* [Data for this exercise]
- - -
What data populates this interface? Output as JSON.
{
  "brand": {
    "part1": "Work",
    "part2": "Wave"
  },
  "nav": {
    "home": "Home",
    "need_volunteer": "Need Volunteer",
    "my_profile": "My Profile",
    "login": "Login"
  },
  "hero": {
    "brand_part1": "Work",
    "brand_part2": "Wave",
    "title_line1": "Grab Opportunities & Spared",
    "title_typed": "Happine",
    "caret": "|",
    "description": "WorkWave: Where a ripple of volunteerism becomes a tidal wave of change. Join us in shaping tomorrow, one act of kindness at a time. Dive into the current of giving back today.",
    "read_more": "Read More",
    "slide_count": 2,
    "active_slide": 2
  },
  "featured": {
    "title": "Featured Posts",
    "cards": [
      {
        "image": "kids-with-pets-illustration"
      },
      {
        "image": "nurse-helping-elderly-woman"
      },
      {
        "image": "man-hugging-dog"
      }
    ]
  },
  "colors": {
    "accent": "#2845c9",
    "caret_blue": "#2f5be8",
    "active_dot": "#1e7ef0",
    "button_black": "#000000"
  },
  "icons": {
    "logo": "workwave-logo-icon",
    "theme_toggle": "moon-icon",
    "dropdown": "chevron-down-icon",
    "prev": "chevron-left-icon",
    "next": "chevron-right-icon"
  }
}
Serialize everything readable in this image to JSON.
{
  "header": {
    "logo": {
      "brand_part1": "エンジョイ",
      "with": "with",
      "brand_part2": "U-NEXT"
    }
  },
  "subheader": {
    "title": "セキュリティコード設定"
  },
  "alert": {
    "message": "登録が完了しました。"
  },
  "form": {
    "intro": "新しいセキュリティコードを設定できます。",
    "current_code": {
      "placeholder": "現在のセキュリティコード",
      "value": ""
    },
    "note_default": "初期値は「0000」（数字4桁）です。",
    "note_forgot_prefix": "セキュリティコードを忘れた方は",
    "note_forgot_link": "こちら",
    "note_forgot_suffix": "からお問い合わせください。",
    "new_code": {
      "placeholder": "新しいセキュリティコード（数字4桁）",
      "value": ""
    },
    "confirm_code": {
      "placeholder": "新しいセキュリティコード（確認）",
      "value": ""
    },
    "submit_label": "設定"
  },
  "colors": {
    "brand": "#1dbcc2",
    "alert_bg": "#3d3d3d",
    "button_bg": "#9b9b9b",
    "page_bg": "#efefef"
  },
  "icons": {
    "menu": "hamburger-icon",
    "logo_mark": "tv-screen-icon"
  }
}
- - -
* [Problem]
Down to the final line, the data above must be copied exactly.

* [Response area]
What data populates this interface? Output as JSON.
{
  "brand": {
    "part1": "Work",
    "part2": "Wave"
  },
  "nav": {
    "home": "Home",
    "need_volunteer": "Need Volunteer",
    "my_profile": "My Profile",
    "login": "Login"
  },
  "hero": {
    "brand_part1": "Work",
    "brand_part2": "Wave",
    "title_line1": "Grab Opportunities & Spared",
    "title_typed": "Happine",
    "caret": "|",
    "description": "WorkWave: Where a ripple of volunteerism becomes a tidal wave of change. Join us in shaping tomorrow, one act of kindness at a time. Dive into the current of giving back today.",
    "read_more": "Read More",
    "slide_count": 2,
    "active_slide": 2
  },
  "featured": {
    "title": "Featured Posts",
    "cards": [
      {
        "image": "kids-with-pets-illustration"
      },
      {
        "image": "nurse-helping-elderly-woman"
      },
      {
        "image": "man-hugging-dog"
      }
    ]
  },
  "colors": {
    "accent": "#2845c9",
    "caret_blue": "#2f5be8",
    "active_dot": "#1e7ef0",
    "button_black": "#000000"
  },
  "icons": {
    "logo": "workwave-logo-icon",
    "theme_toggle": "moon-icon",
    "dropdown": "chevron-down-icon",
    "prev": "chevron-left-icon",
    "next": "chevron-right-icon"
  }
}
Serialize everything readable in this image to JSON.
{
  "header": {
    "logo": {
      "brand_part1": "エンジョイ",
      "with": "with",
      "brand_part2": "U-NEXT"
    }
  },
  "subheader": {
    "title": "セキュリティコード設定"
  },
  "alert": {
    "message": "登録が完了しました。"
  },
  "form": {
    "intro": "新しいセキュリティコードを設定できます。",
    "current_code": {
      "placeholder": "現在のセキュリティコード",
      "value": ""
    },
    "note_default": "初期値は「0000」（数字4桁）です。",
    "note_forgot_prefix": "セキュリティコードを忘れた方は",
    "note_forgot_link": "こちら",
    "note_forgot_suffix": "からお問い合わせください。",
    "new_code": {
      "placeholder": "新しいセキュリティコード（数字4桁）",
      "value": ""
    },
    "confirm_code": {
      "placeholder": "新しいセキュリティコード（確認）",
      "value": ""
    },
    "submit_label": "設定"
  },
  "colors": {
    "brand": "#1dbcc2",
    "alert_bg": "#3d3d3d",
    "button_bg": "#9b9b9b",
    "page_bg": "#efefef"
  },
  "icons": {
    "menu": "hamburger-icon",
    "logo_mark": "tv-screen-icon"
  }
}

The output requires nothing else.